We dressed her in a Mickey Mouse tee, and packed her Madeline doll and the M book we bought at Goodwill for Millie.

Before leaving for daycare, MC found her breakfast waffles and dug in. I couldn’t resist this picture as she was swinging her legs and eating breakfast carefree.

Happy Friday

Silence is Golden…sometimes

A big thank you to my cousin who suggested this topic:

Tell us how you would want us to respond when you tell us your story.  Do you want us to be quiet? Do you want us to sympathize? How can we respond that doesn’t cause you more grief but also allows us to sympathize and/or empathize? 

No, I don’t want you to be quiet. That would mean that you are ignoring the situation. Millie is real. What happened to us was real.

Immediately after we shared our news, we received many cards from our village of people – sharing the most heartfelt sentiments given our situation. Some were from mothers who had lived the same tragedy, others from people who wanted to share their love and grief.

As we have seen family and friends for the first time since sharing our news, we have had a range of greetings from long, silent hugs – strong hugs that say everything that words can’t or simply a hug and “I’m sorry.” Some have shown empathy by sharing their similar experience, because when else do we actually broach this heartbreaking subject of stillbirth, except when we hear of a related loss? Some who haven’t ever known such a loss still offer their love for Millie and their heartfelt grief. For me, all of these things touched me, warmed my heart, and gave me either hope or strength to keep going.

Stillbirth is an uncomfortable subject. Heart wrenching. Tragic. For those who haven’t experienced a similar tragedy, it may be hard for them to discuss. For those who have, it may be even harder. It’s unfortunate that this is a difficult subject because the truth is no matter how rare an occurrence it is, it does exist.
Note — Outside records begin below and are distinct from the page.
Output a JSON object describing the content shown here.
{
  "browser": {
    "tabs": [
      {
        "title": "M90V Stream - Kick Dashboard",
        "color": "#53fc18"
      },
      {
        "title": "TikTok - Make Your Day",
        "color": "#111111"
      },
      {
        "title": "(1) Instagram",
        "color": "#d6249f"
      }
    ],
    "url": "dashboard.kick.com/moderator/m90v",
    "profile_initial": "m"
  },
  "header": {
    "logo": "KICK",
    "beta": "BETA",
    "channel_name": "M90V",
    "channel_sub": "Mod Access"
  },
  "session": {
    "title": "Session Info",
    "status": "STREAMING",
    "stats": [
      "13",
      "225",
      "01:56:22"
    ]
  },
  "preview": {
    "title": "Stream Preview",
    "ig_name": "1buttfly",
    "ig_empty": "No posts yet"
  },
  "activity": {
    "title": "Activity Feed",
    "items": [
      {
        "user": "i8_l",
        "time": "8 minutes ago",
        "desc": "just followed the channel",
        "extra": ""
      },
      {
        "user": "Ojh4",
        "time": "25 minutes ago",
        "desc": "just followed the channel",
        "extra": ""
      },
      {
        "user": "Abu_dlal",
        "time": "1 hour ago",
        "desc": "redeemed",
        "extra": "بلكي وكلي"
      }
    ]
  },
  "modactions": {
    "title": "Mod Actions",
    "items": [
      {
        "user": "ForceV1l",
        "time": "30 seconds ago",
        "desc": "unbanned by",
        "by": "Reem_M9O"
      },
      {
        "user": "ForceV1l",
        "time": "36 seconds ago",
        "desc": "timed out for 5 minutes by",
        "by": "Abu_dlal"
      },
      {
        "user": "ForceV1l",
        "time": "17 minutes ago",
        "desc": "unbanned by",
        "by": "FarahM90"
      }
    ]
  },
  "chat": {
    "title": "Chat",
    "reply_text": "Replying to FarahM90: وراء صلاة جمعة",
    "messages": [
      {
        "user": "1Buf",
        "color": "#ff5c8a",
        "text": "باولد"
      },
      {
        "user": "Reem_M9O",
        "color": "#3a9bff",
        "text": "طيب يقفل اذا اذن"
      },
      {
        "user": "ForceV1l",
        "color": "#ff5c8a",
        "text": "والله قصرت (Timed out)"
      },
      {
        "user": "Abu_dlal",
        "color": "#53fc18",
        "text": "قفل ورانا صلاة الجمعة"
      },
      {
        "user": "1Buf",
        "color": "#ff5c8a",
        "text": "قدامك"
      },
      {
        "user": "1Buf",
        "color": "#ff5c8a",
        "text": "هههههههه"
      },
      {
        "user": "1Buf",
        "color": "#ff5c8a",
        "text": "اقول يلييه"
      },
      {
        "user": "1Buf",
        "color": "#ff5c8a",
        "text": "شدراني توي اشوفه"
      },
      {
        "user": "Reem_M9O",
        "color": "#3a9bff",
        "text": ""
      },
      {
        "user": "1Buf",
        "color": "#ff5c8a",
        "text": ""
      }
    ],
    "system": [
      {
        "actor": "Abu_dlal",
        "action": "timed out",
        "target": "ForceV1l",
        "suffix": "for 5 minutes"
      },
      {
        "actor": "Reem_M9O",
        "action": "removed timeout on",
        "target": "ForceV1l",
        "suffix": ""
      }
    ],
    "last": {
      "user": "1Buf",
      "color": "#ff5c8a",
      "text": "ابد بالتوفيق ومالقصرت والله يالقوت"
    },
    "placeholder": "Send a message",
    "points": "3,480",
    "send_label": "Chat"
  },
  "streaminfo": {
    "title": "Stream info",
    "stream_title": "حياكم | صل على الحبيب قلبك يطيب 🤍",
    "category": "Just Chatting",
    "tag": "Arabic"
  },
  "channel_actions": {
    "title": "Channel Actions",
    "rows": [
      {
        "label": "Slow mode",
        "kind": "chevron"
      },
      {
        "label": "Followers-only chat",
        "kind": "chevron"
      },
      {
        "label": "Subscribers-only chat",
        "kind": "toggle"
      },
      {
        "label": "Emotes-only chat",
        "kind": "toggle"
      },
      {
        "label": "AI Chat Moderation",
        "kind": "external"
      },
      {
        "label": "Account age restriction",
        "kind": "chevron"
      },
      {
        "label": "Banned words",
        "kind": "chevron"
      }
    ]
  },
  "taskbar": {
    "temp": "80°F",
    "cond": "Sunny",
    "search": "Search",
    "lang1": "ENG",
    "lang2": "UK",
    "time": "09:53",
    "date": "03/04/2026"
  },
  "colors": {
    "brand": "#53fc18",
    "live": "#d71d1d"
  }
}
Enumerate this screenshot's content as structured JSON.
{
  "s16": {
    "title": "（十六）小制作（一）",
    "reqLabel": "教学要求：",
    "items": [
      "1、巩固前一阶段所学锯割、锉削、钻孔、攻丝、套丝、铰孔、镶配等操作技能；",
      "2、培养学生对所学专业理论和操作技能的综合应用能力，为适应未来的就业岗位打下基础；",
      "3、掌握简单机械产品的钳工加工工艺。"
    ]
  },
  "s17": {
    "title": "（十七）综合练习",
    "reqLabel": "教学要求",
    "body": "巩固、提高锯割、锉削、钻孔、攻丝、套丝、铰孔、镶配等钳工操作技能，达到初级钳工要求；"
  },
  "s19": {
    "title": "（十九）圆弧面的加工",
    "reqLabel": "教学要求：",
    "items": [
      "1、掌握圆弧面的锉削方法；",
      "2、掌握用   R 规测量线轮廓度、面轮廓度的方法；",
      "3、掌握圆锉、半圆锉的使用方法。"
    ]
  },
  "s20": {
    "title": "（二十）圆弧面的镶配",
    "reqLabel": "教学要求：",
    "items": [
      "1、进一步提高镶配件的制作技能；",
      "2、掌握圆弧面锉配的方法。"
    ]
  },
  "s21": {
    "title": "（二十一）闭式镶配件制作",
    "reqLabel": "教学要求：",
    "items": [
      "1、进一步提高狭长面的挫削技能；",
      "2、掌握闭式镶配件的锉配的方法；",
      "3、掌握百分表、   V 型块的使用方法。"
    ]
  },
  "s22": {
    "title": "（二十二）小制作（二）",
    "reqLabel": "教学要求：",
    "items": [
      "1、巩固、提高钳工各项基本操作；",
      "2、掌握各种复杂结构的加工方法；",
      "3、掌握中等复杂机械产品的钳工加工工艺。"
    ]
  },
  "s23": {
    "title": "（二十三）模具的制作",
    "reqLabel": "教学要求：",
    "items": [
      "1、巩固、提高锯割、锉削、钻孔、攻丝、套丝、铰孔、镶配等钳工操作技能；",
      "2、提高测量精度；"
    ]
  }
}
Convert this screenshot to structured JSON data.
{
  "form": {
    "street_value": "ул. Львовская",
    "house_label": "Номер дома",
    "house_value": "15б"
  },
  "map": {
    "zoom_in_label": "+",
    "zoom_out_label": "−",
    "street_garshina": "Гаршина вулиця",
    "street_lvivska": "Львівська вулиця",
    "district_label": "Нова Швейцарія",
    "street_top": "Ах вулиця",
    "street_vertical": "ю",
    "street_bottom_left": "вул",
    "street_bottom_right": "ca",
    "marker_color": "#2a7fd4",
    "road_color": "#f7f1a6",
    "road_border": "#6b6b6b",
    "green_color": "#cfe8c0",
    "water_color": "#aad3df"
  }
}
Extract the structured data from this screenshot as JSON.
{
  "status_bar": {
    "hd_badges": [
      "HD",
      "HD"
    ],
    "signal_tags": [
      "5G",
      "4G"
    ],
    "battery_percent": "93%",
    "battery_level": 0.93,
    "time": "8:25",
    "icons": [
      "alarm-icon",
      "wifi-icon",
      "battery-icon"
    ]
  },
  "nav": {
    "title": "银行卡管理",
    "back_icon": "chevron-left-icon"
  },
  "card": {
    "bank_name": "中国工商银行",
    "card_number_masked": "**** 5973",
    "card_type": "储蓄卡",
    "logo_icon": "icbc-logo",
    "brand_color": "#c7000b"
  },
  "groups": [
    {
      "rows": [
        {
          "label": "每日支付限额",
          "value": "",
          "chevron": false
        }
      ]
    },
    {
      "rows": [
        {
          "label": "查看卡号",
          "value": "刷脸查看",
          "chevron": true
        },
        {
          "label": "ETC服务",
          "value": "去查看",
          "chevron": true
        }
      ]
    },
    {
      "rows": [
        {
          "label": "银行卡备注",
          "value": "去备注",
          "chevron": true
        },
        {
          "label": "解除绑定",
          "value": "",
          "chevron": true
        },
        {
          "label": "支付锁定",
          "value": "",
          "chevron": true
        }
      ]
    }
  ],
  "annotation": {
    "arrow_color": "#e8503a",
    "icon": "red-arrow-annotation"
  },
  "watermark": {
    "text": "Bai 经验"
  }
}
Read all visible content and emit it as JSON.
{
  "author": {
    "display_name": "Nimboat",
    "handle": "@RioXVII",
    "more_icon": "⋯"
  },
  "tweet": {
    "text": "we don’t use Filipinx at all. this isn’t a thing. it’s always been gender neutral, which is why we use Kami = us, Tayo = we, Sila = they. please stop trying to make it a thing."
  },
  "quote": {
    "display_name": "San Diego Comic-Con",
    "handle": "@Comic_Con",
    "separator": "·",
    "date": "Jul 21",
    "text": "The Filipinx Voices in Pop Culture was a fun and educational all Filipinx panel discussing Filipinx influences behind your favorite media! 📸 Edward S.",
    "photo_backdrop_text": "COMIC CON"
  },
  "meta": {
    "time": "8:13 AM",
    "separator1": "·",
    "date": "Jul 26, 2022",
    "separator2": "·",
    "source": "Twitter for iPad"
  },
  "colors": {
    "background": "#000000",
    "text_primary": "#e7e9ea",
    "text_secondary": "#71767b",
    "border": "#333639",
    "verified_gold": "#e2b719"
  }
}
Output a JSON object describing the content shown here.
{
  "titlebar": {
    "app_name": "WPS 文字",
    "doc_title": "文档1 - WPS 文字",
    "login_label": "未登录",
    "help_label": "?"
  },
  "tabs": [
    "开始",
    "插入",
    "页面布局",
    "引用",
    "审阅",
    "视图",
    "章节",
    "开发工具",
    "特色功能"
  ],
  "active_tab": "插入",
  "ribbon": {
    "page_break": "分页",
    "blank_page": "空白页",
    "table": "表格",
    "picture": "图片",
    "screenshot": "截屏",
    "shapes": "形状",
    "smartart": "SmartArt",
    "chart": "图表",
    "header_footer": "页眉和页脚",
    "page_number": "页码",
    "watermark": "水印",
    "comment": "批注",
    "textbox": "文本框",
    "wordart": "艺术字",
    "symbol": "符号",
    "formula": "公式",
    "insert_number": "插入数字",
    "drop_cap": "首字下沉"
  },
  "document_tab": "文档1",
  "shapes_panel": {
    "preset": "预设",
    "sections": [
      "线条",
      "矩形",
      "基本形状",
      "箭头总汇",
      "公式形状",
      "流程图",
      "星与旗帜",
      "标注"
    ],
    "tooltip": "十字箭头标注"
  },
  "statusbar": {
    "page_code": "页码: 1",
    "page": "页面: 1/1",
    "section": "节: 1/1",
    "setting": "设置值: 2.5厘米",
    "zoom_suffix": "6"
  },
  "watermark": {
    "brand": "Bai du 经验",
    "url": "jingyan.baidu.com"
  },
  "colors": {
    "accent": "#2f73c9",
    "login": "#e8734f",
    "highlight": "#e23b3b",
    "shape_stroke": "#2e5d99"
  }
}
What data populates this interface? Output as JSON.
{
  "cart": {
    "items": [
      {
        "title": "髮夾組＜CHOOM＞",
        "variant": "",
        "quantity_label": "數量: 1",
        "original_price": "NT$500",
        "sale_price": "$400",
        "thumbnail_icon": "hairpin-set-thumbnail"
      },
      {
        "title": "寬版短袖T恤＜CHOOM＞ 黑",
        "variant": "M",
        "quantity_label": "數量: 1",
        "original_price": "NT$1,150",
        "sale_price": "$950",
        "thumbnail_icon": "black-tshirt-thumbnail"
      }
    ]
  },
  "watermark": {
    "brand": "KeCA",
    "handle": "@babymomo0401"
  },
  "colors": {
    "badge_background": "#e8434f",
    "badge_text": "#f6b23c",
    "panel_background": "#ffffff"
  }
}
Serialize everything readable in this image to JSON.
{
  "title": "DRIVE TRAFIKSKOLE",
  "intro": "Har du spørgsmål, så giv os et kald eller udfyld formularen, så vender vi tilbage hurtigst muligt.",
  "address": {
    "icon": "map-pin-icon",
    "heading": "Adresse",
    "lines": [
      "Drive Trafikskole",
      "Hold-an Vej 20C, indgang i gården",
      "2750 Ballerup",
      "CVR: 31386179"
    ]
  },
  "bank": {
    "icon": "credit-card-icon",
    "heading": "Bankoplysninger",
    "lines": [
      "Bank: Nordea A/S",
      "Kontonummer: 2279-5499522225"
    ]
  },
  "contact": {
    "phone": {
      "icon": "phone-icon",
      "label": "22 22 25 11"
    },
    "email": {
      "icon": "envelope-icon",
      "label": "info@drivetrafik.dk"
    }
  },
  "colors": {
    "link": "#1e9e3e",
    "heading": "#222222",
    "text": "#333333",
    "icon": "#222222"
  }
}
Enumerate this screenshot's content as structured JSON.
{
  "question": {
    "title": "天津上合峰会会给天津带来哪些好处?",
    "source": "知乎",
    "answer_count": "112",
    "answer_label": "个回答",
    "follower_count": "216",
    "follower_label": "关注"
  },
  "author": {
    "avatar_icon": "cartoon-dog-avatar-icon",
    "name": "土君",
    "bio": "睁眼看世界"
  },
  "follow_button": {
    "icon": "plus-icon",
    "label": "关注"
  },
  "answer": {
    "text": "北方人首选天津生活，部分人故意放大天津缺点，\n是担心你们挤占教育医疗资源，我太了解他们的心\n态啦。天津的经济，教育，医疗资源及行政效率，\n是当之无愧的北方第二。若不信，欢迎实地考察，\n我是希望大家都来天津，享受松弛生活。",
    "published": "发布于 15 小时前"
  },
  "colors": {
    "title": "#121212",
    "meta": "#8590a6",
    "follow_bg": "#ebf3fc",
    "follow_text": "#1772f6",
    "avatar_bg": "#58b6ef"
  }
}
Although, I read a recent article that says the stillbirth is more common an occurrence than SIDS and Downs Syndrome.

The one thing I expected and was sort of surprised that didn’t happen was, in our village, with all the young children who knew I was pregnant, none, absolutely none of those children mentioned Millie or asked me any questions after we came home from the hospital. Children have a sort of honesty and curiosity about them – I was ready and okay to speak with them. It was so easy for them to touch my belly and say hi to Millie when we were expecting, but in the wake of tragedy, all was silent.

Likewise, there have been adults who avoid the subject because they don’t know what to say. Let me reassure you that it happened to me and I don’t know what to say. I say what I feel and am honest with myself and others. That’s all I can do. That’s all I can ask you to do.

Let me also reassure you that if it happened to anyone in my circle of friends, I would keep quiet, not knowing what to do, feeling awkward for the silence and feeling helpless for not knowing what to do. I would tell Mon Cœur not to mention the baby to the family. Having lived this, I know that for me none of those things are helpful.

What helps me most is acknowledging Millie. People have asked me questions about her, asked to see a photo, told me that they saw something that made them think of her (typically a butterfly). I will gladly tell anyone who asks how beautiful and perfect she was, share a picture of her, or thank you for having thought of Millie.

What has helped me- keeping a picture of Millie in a prominent place, keeping cards on the mantle, and even this blog- are not necessarily any other person’s answer to a comparable loss. Please know that what I am offering here in this post are things that have helped me, and it may not apply to everyone. When researching other blogs that discuss stillbirth, I will say that all concur that talking about it is helpful.

If you have any questions or suggestions about a post, particularly with the subject of stillbirth, please email me. Part of the reason I started this blog was to express myself when no one wanted to bring up the subject, to connect to others who have experienced similar situations, and to help inform (from my personal point of view) others who may be trying to support mothers and families experiencing similar circumstances.